Recorded data
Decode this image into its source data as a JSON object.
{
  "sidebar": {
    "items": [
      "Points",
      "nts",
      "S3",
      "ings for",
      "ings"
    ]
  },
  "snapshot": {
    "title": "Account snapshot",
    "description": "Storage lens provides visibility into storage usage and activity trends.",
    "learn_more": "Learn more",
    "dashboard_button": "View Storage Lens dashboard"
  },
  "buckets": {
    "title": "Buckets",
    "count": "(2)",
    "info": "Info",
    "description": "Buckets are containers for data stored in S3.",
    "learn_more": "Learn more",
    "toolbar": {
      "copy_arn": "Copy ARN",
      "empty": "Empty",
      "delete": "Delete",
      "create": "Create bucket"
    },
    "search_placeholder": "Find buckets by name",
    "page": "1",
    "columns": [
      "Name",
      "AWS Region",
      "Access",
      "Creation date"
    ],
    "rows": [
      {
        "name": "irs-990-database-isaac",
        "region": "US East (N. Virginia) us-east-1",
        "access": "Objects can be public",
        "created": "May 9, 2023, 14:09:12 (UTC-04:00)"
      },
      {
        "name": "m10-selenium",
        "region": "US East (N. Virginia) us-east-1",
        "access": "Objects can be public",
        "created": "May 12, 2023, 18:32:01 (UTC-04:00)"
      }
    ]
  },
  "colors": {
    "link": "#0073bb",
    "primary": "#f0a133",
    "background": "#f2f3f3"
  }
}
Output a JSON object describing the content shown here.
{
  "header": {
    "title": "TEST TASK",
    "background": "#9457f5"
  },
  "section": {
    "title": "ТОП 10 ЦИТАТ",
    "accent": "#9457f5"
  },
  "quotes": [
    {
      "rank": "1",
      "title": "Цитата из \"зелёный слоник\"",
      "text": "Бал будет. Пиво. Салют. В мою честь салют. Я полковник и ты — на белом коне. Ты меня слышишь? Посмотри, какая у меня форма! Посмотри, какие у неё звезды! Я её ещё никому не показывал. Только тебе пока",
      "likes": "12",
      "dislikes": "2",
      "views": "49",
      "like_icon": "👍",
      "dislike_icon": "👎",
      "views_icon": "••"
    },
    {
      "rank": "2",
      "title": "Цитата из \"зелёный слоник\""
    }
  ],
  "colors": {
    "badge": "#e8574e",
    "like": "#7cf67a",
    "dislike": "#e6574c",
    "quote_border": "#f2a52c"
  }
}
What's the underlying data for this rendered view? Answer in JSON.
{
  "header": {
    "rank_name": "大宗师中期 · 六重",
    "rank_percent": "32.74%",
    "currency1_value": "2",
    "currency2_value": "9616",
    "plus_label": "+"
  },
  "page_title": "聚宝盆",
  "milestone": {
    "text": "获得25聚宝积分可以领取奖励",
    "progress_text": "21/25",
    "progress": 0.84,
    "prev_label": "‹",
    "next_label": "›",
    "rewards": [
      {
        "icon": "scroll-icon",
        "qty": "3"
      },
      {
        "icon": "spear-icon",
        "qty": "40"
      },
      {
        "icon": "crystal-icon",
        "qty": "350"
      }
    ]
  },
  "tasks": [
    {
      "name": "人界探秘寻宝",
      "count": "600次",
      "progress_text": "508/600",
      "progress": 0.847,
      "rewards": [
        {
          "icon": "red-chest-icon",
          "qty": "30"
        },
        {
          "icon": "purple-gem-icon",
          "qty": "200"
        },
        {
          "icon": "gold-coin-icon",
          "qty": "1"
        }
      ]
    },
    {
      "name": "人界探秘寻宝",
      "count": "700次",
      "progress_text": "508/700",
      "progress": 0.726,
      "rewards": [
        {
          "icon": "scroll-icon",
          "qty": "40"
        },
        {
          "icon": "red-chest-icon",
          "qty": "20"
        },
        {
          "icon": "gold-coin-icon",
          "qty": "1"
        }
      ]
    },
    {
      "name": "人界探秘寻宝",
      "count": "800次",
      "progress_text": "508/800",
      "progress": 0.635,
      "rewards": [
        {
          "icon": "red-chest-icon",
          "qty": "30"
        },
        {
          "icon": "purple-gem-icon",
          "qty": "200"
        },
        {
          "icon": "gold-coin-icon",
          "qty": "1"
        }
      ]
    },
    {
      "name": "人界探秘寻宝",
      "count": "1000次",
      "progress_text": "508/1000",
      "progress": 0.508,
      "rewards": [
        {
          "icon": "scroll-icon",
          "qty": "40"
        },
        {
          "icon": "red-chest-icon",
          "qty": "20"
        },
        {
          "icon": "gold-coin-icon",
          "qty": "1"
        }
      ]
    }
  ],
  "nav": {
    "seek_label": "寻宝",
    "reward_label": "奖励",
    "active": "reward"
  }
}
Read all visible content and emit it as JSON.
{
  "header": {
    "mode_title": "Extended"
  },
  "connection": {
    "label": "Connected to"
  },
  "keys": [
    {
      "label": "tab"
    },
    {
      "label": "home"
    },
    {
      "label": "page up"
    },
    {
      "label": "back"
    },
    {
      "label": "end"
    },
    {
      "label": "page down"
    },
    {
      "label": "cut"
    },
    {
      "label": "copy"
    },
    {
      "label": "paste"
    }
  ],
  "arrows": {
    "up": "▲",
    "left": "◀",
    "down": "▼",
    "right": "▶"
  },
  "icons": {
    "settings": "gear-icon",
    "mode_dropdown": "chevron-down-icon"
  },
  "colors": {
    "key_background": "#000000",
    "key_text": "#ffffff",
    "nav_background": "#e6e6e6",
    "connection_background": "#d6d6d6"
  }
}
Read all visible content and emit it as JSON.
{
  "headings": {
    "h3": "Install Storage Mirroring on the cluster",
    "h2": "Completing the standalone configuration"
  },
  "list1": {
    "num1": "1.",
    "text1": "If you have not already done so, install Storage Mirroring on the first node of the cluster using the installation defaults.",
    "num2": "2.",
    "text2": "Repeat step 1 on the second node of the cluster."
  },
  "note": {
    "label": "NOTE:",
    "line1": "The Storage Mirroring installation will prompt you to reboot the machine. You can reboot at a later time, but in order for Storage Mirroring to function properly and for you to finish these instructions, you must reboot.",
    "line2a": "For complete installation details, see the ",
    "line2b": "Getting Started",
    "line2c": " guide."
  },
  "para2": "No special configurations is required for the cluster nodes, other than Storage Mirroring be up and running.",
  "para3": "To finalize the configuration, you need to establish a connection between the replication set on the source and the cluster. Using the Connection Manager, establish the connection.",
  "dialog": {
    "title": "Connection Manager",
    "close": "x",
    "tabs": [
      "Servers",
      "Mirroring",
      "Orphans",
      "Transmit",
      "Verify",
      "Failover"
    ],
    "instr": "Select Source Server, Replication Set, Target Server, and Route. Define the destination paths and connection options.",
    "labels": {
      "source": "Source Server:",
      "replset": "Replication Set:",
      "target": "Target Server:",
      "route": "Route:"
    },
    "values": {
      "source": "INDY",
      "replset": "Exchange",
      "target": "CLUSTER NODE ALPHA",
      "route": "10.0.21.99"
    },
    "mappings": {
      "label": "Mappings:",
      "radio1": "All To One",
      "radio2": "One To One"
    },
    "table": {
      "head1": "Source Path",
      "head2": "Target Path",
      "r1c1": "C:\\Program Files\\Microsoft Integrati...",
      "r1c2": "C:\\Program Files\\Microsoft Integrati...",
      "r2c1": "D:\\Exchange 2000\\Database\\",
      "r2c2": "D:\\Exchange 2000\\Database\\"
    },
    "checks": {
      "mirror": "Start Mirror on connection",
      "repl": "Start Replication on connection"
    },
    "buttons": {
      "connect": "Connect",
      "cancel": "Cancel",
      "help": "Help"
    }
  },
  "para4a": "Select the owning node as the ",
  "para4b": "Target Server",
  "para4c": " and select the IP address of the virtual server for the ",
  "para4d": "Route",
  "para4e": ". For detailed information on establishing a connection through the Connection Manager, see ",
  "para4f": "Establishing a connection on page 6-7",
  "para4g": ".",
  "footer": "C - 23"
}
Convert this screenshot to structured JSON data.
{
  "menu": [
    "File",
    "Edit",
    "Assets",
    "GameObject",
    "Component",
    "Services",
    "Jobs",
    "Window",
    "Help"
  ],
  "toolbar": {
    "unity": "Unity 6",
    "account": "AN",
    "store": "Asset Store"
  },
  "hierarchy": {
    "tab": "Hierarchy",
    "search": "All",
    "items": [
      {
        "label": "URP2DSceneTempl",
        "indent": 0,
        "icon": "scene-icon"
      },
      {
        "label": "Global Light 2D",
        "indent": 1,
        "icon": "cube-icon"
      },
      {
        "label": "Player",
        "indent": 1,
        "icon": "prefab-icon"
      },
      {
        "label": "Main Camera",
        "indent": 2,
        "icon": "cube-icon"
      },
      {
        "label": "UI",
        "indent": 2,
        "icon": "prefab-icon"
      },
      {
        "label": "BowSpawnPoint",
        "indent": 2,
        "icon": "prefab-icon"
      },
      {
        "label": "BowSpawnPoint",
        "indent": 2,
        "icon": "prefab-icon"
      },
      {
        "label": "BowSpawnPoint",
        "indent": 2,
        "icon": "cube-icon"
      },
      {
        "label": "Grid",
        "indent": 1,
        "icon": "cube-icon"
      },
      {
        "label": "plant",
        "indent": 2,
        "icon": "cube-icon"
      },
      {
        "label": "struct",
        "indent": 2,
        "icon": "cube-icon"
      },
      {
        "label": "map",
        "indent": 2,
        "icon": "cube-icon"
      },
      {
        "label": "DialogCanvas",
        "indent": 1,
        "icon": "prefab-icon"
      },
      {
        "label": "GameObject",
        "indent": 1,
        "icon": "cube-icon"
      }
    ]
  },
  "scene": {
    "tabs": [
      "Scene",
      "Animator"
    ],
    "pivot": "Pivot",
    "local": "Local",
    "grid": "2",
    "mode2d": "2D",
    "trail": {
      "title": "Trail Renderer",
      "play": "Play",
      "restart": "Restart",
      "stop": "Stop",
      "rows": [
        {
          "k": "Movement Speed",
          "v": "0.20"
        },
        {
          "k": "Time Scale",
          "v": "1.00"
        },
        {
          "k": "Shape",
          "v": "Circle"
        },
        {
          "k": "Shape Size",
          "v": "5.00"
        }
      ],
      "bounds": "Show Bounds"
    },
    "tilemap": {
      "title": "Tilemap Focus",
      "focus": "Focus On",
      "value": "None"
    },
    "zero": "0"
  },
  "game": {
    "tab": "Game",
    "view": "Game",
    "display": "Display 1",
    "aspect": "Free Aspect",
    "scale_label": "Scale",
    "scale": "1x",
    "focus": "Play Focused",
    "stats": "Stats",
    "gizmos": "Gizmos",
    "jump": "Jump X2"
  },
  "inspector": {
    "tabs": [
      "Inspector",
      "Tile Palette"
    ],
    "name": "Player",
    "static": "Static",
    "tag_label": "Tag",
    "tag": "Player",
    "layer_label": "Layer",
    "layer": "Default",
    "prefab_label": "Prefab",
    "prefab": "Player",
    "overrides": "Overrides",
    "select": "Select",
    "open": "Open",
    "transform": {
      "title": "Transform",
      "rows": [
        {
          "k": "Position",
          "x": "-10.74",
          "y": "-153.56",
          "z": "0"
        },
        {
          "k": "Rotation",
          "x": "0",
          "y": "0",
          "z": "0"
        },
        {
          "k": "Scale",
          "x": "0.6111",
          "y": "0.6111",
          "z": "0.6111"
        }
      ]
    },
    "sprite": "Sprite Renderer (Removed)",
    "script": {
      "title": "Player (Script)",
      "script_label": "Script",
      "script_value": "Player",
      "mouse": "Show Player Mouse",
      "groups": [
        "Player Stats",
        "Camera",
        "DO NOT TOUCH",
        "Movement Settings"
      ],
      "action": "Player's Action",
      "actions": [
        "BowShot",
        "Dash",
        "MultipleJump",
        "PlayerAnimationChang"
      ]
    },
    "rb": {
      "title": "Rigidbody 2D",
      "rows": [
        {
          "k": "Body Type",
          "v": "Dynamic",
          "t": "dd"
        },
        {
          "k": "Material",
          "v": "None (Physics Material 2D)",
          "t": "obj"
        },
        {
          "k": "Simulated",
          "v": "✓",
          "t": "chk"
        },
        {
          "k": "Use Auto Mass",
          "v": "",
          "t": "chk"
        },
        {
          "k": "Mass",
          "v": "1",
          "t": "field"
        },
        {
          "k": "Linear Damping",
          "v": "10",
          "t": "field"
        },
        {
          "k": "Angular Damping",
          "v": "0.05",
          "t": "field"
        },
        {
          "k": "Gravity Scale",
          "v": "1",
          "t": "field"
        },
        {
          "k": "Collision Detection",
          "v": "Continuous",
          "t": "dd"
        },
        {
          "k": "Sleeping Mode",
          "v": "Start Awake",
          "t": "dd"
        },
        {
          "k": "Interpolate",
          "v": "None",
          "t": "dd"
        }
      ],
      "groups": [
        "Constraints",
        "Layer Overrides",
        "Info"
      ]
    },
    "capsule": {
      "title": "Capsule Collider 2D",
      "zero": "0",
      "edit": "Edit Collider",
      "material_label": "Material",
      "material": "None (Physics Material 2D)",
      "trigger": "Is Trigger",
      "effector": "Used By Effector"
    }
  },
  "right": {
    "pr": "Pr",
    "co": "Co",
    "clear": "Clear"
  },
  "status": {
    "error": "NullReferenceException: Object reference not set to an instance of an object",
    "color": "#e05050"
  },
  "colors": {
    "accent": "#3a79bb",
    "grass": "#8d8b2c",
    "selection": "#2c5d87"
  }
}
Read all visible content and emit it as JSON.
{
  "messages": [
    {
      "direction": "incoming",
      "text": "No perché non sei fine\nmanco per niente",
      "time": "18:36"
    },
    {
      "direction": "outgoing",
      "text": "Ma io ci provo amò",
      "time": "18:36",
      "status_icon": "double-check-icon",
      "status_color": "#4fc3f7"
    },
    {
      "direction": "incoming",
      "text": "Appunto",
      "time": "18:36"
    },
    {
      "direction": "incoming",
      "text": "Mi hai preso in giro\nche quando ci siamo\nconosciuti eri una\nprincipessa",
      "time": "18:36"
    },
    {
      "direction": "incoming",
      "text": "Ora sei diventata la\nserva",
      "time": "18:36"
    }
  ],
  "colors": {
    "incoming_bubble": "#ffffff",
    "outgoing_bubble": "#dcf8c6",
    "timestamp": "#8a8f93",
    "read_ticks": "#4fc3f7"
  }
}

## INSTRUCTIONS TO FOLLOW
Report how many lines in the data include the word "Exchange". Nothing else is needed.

## ANSWER BOX
3